'''

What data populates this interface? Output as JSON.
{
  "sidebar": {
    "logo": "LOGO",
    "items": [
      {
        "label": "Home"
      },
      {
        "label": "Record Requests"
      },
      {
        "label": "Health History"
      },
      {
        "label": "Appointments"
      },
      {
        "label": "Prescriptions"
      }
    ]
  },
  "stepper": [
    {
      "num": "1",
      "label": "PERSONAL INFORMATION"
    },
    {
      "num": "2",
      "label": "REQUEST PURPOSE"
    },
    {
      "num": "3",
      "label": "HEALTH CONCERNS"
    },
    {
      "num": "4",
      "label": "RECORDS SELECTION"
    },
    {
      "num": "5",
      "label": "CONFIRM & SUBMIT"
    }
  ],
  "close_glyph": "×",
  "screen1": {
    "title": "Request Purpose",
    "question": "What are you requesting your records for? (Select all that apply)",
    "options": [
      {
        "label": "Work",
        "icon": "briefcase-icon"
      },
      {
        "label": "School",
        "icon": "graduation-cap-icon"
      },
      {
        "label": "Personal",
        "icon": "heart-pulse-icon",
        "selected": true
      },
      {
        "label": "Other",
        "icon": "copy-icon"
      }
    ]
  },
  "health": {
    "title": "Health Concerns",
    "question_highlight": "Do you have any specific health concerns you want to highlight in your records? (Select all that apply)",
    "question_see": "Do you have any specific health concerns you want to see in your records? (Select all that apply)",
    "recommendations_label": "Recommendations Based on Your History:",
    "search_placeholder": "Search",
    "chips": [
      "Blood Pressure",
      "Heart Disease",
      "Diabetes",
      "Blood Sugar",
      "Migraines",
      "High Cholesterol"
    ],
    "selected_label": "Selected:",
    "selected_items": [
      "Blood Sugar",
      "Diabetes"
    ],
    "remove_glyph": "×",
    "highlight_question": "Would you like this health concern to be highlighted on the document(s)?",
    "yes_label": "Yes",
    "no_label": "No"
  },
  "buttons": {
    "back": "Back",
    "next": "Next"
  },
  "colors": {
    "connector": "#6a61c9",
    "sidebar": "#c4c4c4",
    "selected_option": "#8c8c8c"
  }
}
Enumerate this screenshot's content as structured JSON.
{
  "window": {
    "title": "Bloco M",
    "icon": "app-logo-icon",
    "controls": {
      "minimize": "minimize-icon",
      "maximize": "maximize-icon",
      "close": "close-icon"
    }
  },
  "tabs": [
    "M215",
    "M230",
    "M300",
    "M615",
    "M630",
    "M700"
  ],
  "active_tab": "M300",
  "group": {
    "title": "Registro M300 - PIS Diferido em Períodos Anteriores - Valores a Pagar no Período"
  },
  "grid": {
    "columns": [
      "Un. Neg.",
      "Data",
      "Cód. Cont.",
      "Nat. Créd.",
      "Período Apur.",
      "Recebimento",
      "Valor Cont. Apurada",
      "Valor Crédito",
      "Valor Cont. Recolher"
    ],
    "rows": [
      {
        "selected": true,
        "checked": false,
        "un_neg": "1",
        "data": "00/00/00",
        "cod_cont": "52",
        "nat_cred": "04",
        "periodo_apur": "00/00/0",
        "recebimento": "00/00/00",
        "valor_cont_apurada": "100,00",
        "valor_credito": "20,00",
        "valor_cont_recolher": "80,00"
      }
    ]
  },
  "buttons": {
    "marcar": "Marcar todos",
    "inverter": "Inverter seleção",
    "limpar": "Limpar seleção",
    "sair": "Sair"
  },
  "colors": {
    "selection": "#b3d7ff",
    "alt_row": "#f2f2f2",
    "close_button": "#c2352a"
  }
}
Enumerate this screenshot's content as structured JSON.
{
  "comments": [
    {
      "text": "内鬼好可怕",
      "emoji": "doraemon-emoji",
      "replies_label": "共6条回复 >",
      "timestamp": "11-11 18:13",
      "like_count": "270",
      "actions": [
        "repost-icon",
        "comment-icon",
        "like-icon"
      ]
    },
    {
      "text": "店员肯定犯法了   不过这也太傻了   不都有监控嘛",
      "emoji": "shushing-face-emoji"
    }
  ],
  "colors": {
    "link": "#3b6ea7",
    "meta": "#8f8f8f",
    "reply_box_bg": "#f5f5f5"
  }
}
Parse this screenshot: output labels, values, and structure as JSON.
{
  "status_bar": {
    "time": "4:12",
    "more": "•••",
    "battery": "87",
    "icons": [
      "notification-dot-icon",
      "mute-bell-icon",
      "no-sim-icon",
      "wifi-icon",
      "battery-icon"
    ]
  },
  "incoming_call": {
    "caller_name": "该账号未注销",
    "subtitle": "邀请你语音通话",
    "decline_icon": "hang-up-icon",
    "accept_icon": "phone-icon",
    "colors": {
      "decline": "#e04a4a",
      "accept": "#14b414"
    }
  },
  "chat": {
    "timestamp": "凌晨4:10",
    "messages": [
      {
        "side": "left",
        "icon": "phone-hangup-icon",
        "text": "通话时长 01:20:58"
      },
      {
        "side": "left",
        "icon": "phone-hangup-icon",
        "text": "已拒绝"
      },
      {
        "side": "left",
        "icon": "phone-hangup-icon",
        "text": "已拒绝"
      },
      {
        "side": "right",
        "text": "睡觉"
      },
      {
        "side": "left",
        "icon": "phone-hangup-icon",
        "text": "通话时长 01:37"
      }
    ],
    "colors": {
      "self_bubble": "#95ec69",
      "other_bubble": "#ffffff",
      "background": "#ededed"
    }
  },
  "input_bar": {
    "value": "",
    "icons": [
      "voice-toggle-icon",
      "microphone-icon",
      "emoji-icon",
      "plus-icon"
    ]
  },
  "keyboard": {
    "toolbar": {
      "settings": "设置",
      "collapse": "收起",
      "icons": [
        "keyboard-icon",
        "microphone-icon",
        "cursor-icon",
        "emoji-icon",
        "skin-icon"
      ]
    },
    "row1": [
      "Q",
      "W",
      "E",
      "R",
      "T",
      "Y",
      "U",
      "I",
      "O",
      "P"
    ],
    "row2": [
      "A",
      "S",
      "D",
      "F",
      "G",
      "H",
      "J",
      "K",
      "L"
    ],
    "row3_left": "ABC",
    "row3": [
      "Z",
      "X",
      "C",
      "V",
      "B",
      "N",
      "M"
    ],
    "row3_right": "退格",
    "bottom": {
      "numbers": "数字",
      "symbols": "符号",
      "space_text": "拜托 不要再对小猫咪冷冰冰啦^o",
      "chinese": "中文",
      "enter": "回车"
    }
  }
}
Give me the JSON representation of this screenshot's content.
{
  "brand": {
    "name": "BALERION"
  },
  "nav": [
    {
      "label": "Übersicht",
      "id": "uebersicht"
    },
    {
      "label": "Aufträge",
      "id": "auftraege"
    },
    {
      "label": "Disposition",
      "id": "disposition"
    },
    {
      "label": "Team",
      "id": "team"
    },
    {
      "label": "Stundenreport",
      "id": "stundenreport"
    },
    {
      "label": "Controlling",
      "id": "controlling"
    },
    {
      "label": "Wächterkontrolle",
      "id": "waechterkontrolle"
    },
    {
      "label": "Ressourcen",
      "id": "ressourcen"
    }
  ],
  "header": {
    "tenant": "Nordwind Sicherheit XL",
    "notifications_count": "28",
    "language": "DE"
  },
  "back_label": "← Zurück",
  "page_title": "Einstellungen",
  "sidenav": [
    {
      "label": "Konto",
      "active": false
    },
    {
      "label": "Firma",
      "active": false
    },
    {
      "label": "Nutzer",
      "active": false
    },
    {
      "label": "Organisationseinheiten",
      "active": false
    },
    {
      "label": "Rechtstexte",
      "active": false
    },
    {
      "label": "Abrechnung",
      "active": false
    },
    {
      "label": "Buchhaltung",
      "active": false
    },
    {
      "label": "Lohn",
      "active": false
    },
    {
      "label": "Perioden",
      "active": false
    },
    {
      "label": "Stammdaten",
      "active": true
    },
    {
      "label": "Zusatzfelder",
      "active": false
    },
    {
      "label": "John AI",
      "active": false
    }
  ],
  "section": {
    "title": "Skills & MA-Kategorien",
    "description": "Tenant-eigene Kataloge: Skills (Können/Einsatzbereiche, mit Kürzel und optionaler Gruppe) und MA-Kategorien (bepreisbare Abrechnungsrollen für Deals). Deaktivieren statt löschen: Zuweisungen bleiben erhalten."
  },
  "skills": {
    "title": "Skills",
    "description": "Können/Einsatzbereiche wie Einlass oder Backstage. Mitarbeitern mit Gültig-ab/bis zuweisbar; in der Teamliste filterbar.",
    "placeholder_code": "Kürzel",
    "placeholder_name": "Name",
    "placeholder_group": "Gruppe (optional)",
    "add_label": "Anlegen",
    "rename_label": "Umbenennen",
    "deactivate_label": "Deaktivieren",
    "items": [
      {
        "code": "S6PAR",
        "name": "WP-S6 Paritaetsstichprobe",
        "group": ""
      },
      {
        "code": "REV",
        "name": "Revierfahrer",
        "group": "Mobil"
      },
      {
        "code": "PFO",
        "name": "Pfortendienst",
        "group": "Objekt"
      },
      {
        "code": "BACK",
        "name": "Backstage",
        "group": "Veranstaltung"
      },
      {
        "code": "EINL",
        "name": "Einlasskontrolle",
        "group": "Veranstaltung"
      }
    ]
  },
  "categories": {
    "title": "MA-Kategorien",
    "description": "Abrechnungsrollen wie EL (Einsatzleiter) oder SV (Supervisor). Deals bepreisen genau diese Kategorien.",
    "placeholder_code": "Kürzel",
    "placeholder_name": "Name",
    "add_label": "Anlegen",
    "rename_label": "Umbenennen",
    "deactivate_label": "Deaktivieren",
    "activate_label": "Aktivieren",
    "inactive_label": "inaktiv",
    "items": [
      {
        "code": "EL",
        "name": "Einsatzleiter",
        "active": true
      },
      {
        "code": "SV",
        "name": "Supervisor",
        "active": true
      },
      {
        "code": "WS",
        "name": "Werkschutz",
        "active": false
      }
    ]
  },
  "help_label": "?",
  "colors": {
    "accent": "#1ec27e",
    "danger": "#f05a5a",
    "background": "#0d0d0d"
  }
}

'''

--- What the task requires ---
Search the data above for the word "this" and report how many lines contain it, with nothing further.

--- Finished exercise ---
6